To translate Benjamin Franklin’s nonsectarian civic vision for Penn, American democracy, and international affairs into an intellectually robust agenda of research and reflection regarding religion’s historical, philosophical, cultural, and practical significance, and to spotlight and support local, national, and global faith-based programs that serve people of all faiths and of no faith.
In anticipation of the September 2015 visit to Philadelphia by Pope Francis, University of Pennsylvania President Amy Gutmann, wrote a moving letter to the Pontiff in which she proudly described Penn as a “non-sectarian university that for more than two-and-a-half centuries has dedicated itself to our founder’s vision that ‘Doing Good to Men is the Only Service of God in our Power; and to imitate his Benificence is to glorify him.’ ”
Franklin was a faithful agnostic who strongly believed that people of all faiths and of no faith are equally entitled to the full blessings and burdens of citizenship and community life. Franklin practiced the nonsectarian creed and religious pluralism that he preached. For instance, he made charitable donations to many different churches, synagogues, mosques, and other religious institutions and causes. As historian John Fea wrote in Pennsylvania Heritage Magazine (Fall 2011):

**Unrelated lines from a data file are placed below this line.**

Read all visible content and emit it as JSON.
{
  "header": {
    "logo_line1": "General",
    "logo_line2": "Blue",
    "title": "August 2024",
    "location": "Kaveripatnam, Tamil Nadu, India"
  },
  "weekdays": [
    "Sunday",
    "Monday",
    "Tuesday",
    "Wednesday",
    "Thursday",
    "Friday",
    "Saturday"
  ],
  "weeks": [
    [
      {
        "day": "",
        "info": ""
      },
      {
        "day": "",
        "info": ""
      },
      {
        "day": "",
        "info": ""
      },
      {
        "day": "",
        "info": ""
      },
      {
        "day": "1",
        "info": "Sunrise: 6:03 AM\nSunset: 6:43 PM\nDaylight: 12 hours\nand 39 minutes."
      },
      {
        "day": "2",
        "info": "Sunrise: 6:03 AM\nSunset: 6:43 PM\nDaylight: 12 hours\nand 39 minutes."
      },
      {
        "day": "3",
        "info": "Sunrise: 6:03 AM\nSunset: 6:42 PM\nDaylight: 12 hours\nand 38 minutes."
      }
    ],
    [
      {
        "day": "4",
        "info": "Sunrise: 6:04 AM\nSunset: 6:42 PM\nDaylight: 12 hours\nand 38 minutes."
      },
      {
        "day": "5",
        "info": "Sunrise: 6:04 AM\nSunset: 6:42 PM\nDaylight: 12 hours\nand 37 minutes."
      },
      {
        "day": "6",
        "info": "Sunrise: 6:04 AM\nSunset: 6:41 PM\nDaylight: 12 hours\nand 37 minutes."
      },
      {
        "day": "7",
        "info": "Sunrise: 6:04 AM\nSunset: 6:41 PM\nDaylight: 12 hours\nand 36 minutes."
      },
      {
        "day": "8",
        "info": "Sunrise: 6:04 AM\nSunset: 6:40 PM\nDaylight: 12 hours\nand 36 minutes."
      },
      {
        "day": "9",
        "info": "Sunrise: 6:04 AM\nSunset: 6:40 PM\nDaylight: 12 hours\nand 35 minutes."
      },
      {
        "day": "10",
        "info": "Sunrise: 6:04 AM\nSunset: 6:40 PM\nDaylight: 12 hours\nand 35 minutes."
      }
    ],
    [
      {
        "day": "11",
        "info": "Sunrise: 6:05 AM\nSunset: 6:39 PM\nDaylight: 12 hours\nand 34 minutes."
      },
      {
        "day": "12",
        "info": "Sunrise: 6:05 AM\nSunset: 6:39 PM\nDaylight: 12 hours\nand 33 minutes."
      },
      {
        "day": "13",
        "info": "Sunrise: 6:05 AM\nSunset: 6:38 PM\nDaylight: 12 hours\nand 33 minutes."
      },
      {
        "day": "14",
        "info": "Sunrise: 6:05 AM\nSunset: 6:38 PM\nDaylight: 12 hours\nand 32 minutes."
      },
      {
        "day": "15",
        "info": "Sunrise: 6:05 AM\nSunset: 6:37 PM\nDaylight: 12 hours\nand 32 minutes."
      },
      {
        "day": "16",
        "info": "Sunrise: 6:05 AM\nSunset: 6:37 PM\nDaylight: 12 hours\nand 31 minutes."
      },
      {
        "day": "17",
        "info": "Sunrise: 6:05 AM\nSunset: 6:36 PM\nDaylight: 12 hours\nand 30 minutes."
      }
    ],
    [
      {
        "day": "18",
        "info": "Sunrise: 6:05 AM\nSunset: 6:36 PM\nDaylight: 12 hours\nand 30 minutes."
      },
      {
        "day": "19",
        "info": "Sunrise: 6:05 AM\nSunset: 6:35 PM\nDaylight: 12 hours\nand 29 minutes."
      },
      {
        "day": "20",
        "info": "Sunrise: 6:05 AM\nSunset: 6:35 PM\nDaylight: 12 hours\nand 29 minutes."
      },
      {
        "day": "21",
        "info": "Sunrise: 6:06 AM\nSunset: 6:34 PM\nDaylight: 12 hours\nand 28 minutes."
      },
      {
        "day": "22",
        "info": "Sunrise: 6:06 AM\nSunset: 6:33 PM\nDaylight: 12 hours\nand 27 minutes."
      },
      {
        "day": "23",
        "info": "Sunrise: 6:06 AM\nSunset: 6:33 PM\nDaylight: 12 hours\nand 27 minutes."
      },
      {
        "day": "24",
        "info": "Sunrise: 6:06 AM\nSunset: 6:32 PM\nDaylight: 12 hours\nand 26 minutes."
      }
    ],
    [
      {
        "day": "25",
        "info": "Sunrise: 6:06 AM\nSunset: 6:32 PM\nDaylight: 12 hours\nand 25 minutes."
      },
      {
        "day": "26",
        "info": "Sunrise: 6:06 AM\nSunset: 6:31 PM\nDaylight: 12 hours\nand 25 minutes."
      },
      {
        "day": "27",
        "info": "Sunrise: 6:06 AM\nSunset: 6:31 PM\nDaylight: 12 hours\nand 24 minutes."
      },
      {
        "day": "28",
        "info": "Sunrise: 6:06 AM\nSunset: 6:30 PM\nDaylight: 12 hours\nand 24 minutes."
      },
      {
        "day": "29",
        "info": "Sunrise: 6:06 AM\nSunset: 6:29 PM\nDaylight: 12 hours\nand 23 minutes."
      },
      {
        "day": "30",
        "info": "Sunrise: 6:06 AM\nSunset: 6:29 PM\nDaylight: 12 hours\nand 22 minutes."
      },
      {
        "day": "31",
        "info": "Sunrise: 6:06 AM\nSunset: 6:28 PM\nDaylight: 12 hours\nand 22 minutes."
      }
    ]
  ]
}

Franklin’s religious beliefs were quintessentially American…It did not matter what one believed about God, as long as one’s religion contributed to a more benevolent society and made the world, one neighborhood at a time, a more enlightened and civilized place.
Indeed, before founding Penn in 1740, Franklin co-founded the Library Company of Philadelphia and gave it this motto (translated from the Latin Communiter Bona produrere Deum est):
To pour forth benefits for the common good is divine